One of the regularly early flowering summer clematis in my garden near London is Clematis 'Night Veil'. The lovely dark purple flowers show up well in a dark corner behind a huge mound of Hakonechloa macra 'Aureola' grass and the colour is accented by a variegated purple iris in the pond nearby. Usually Clematis 'Helios' adds to this pleasing mix of purple and yellow but, alas, not this year as C. 'Helios' has not yet got into its stride.
The flowers are dainty and sway gently on the end of quite long flower stalks. The flowers are usually 10 cms (4 inches) across. When the flowers open the colour is dark reddish purple and then fades to purple. The flowers on my plant usually have 6 sepals but may only have 4 or 5. The filaments start clustered tightly in the centre of the flower so all one can see are the dark purple anthers. Then these unfurl so that the white of the filaments are viewed giving the appearance of a white ring round the stigma in the centre of the flower.
Newly opened C. 'Night Veil' with redder colour and darker centre than the older flowers.
Generally, the flowers are described as just having a small amount of white in the centre at the base of the tepal. However, I have found that this varies from flower to flower and often there is quite a lot of white marking down the centre of each tepal; which I prefer as it provides a contrast to the purple centre of the flower. Looking at the flowers from a distance, the purple dominates so that the eye sees less white. As you get closer you notice the white markings. I experimented taking a photo of a flower on my phone and then comparing it with the actual flower. There was more white in the photo than my eye registered. I notice that a number of the pictures that I have taken over the last few years with fewer white markings are dated June or July and that the picture with the whitest markings is dated in October. Perhaps the later flowers have more pronounced white markings. I also think that as the flowers fade they become a little paler which may mean that the purple is less dominant so they appear to acquire more white marking. I tend to prune C. 'Night Veil' to about 60 cms (2 feet). The stems look very delicate and I am concerned that the slugs and snails in my garden will love them.
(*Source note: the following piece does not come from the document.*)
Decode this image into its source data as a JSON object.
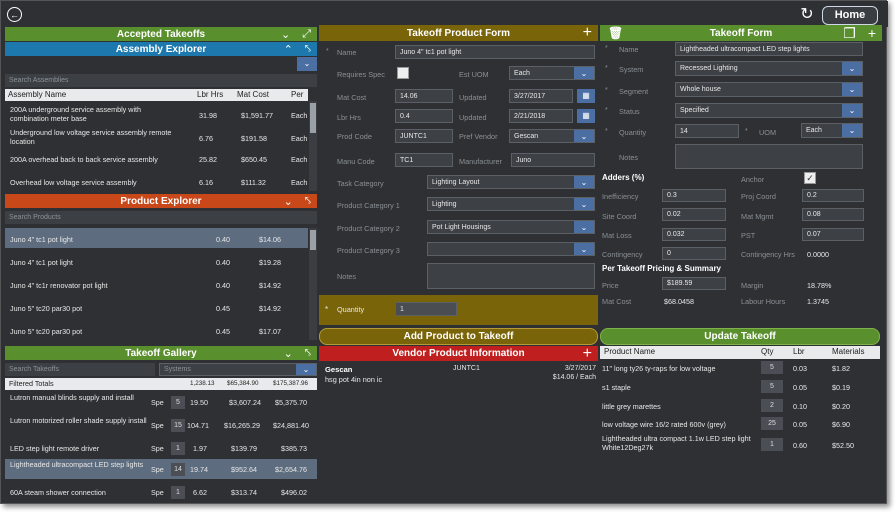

Although the pruning advice for this plant is to hard prune I want to give the plant a head start in the spring with the new growth above the ground. C. 'Night Veil' was raised by Masashi Iino in Japan in 1997 and named by him. It was then registered in 2005 by the late Hiroshi Takeuchi, who died last year in July in 2017. Hiroshi-san was very keen to publicize and promote Japanese breeders and their clematis to an international audience so he registered a number of clematis. As an aside, Members of the International Clematis Society will be pleased to know that in this year's journal, Clematis International 2018, there are a number of tributes to Hiroshi and a list of the descriptions of clematis that he raised, introduced and / or registered. C. 'Night Veil' has been available in Europe from the time that Hiroshi registered it, the first published reference in the UK was in 2005. He kindly sent plants to several Clematis Nurseries in the UK and Europe. It was introduced by Thorncroft Clematis Nursery at the RHS Hampton Court Palace Flower Show. I acquired one a few years after. The first photo that I could find of C. 'Night Veil' in my garden is dated from 2011 so my plant is at least 7 years old. C. 'Night Veil' is registered as a cross between Clematis florida var. florida 'Sieboldiana' and Clematis 'Rubra' (Viticella Group). Although this plant is categorized as being in the Viticella Group it has a lot of florida attributes. Its habit is quite shy, and it likes to grow amongst other plants. Some viticella plants can be very vigorous. The flowers are outward facing and do not hang as most viticellas do. The flower is very similar to Clematis 'Venosa Violacea' which is of similar parentage and has raised issues as to its categorization. The main difference between the two flowers is the shape as the sepals of C. 'Night Veil' are rounder and overlap. C. 'Venosa Violacea' is no longer unique!
C. 'Night Veil' taken in June
C. 'Night Veil' taken in October, with much whiter markings